I see the white brick walls and huge windows of your house on the news; inside a man has killed his family. You don’t live there anymore. Now, neither does the family that bought the house from you.
Life doesn’t stop, and I need to go.
I warn the woman drawing my blood that I get faint. I do not tell her I’m thinking of a man with a gun pointed at his family two states away.
She talks to me and fills the room with dull questions. I appreciate the noise.
I picture my blood spilling into a tube in her hand. I picture the blood on the walls. A gun cocked, the geometric window filling the room with light. A teenager crying.
I answer her automatically, the kind of mindless chatter I hate. The kind that’s void of authenticity, emotion. The kind I’m good at.
She flicks the tube and her nail makes a click against the glass.
A gunshot would echo through that house with its marble floors and high ceilings. A scream would, too. The room would taste of smoke and rust. Of ash.
I can feel the color draining from my face, a dizziness settling into my eyes.
We cried in those rooms, two girls. The kind of teenage girls that are more sisters than friends. Blood was the only thing different between us.
We stole your parents’ vodka and filled the bottle with water. We had parties and slept over and told stories about the house and the people who’d lived there before us. Your brother and his friends haunted other rooms; we floated around each other in a haze of hormones and fear and exhilaration. We loved so hard in those rooms. Could the walls feel it?
I know about poisoned homes and how much blood a body can hold. A house is absorbent like a heart; the walls can only hold so much horror before they start to leak and destroy those who live inside.
We are living with that poison in our blood. We made it out alive.
My color returns and I sit up in my chair. I see stars and my blood is on the counter.
When I turn to go, my mouth tastes like ash.

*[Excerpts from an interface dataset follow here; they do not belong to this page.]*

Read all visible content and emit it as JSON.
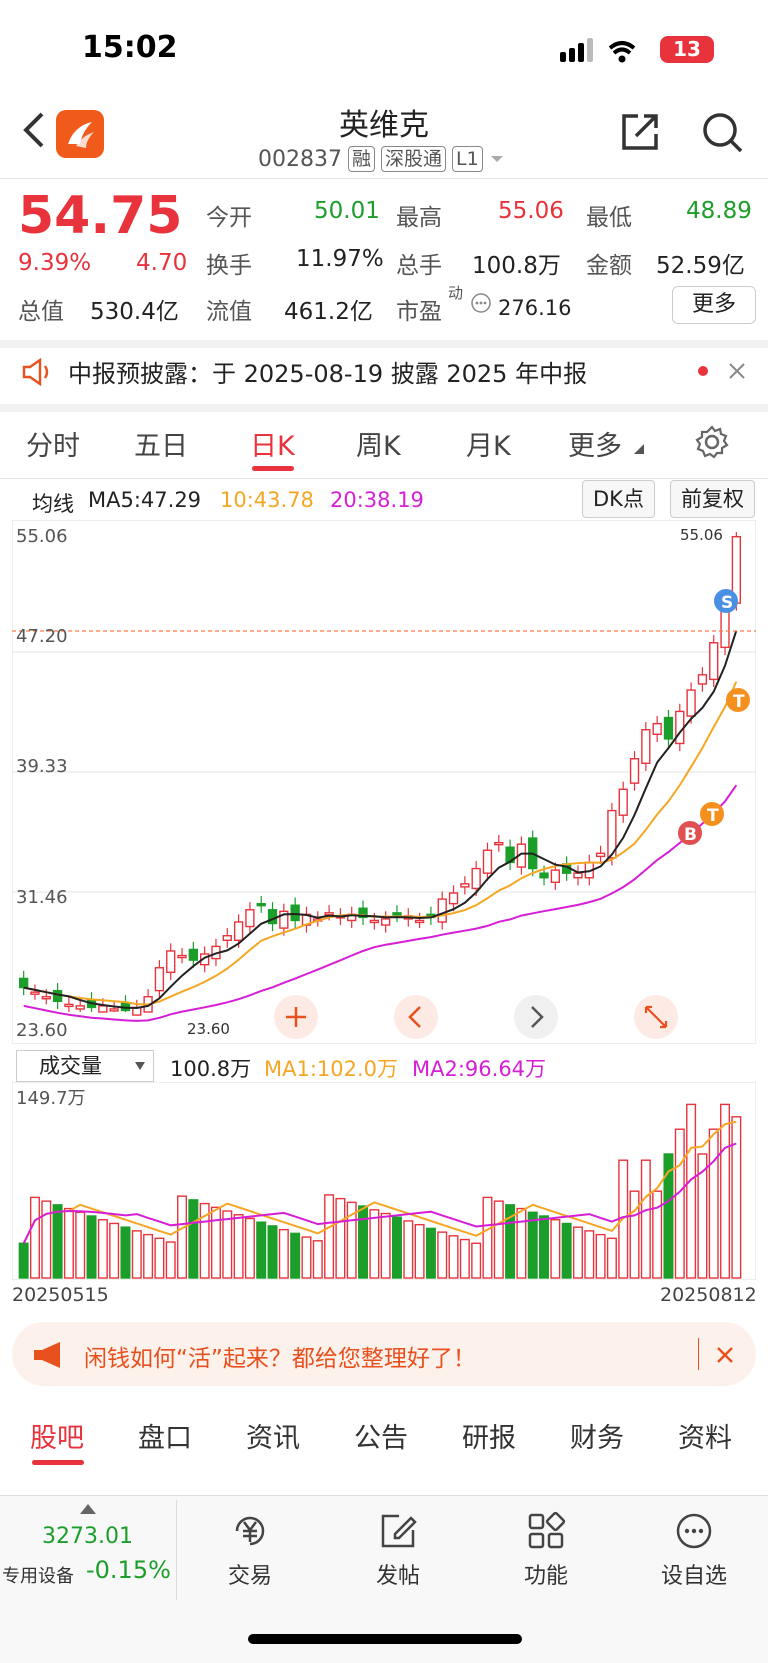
{
  "status": {
    "time": "15:02",
    "battery": "13"
  },
  "header": {
    "title": "英维克",
    "code": "002837",
    "tags": [
      "融",
      "深股通",
      "L1"
    ]
  },
  "quote": {
    "price": "54.75",
    "pct": "9.39%",
    "change": "4.70",
    "rows": [
      [
        {
          "label": "今开",
          "value": "50.01",
          "color": "green"
        },
        {
          "label": "最高",
          "value": "55.06",
          "color": "red"
        },
        {
          "label": "最低",
          "value": "48.89",
          "color": "green"
        }
      ],
      [
        {
          "label": "换手",
          "value": "11.97%",
          "color": "dark"
        },
        {
          "label": "总手",
          "value": "100.8万",
          "color": "dark"
        },
        {
          "label": "金额",
          "value": "52.59亿",
          "color": "dark"
        }
      ]
    ],
    "cap_label": "总值",
    "cap_value": "530.4亿",
    "float_label": "流值",
    "float_value": "461.2亿",
    "pe_label": "市盈",
    "pe_sup": "动",
    "pe_value": "276.16",
    "more": "更多"
  },
  "notice": {
    "text": "中报预披露：于 2025-08-19 披露 2025 年中报"
  },
  "tabs": [
    "分时",
    "五日",
    "日K",
    "周K",
    "月K",
    "更多"
  ],
  "ma_legend": {
    "label": "均线",
    "ma5": "MA5:47.29",
    "ma10": "10:43.78",
    "ma20": "20:38.19",
    "dk": "DK点",
    "adj": "前复权"
  },
  "kline": {
    "price_labels": [
      "55.06",
      "47.20",
      "39.33",
      "31.46",
      "23.60"
    ],
    "high_marker": "55.06",
    "low_marker": "23.60"
  },
  "volume": {
    "select": "成交量",
    "value": "100.8万",
    "ma1": "MA1:102.0万",
    "ma2": "MA2:96.64万",
    "max_label": "149.7万",
    "date_start": "20250515",
    "date_end": "20250812"
  },
  "ad": {
    "text": "闲钱如何“活”起来？都给您整理好了！"
  },
  "bottom_tabs": [
    "股吧",
    "盘口",
    "资讯",
    "公告",
    "研报",
    "财务",
    "资料"
  ],
  "index": {
    "value": "3273.01",
    "label": "专用设备",
    "change": "-0.15%"
  },
  "bottom_bar": [
    "交易",
    "发帖",
    "功能",
    "设自选"
  ],
  "colors": {
    "up": "#e8323c",
    "down": "#1b9e2a",
    "ma5": "#222222",
    "ma10": "#f5a623",
    "ma20": "#d61ed6"
  },
  "chart_data": {
    "type": "candlestick",
    "ylim": [
      23.6,
      55.06
    ],
    "closes": [
      25.2,
      24.9,
      24.6,
      24.3,
      24.1,
      24.0,
      23.9,
      24.0,
      23.8,
      23.7,
      23.9,
      24.6,
      26.5,
      27.6,
      27.3,
      27.0,
      27.4,
      27.9,
      28.6,
      29.5,
      30.3,
      30.6,
      29.4,
      30.2,
      29.6,
      30.0,
      29.7,
      30.1,
      29.9,
      30.0,
      29.8,
      29.6,
      29.7,
      30.0,
      29.9,
      29.6,
      29.8,
      31.0,
      31.4,
      32.0,
      33.0,
      34.2,
      34.7,
      33.4,
      34.6,
      33.0,
      32.4,
      32.9,
      32.7,
      32.7,
      33.4,
      34.0,
      36.8,
      38.2,
      40.2,
      42.1,
      42.5,
      41.5,
      43.3,
      44.7,
      45.7,
      47.8,
      50.0,
      54.75
    ],
    "ma5": [],
    "ma10": [],
    "ma20": []
  }
}
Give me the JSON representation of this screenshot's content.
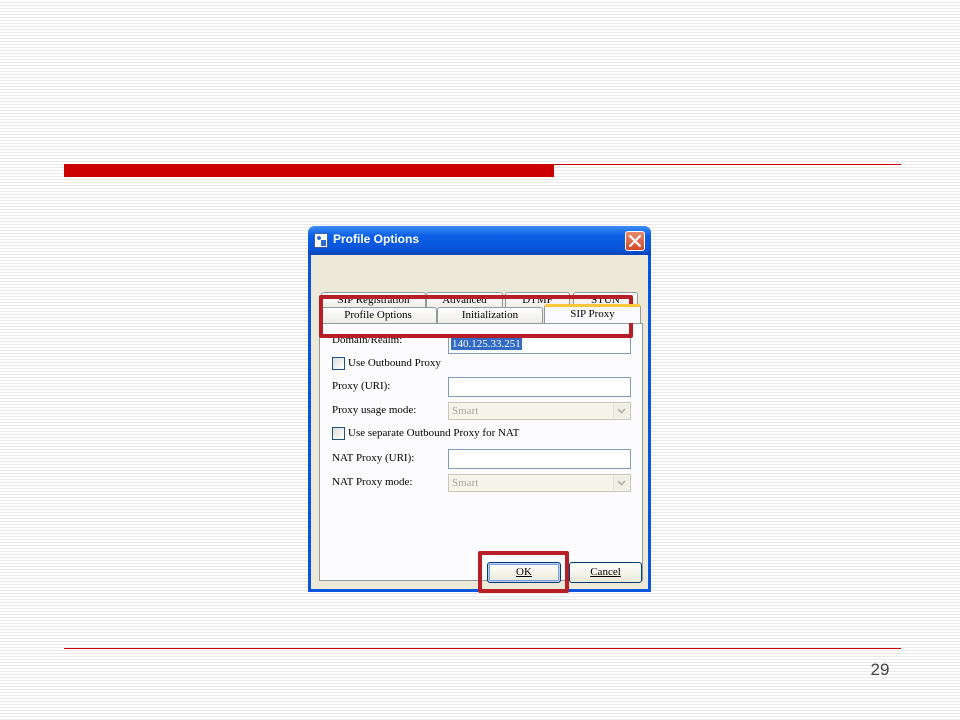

Madeline Anthes is the Assistant Editor of Lost Balloon. You can find her on Twitter at @maddieanthes, and find more of her work at madelineanthes.com.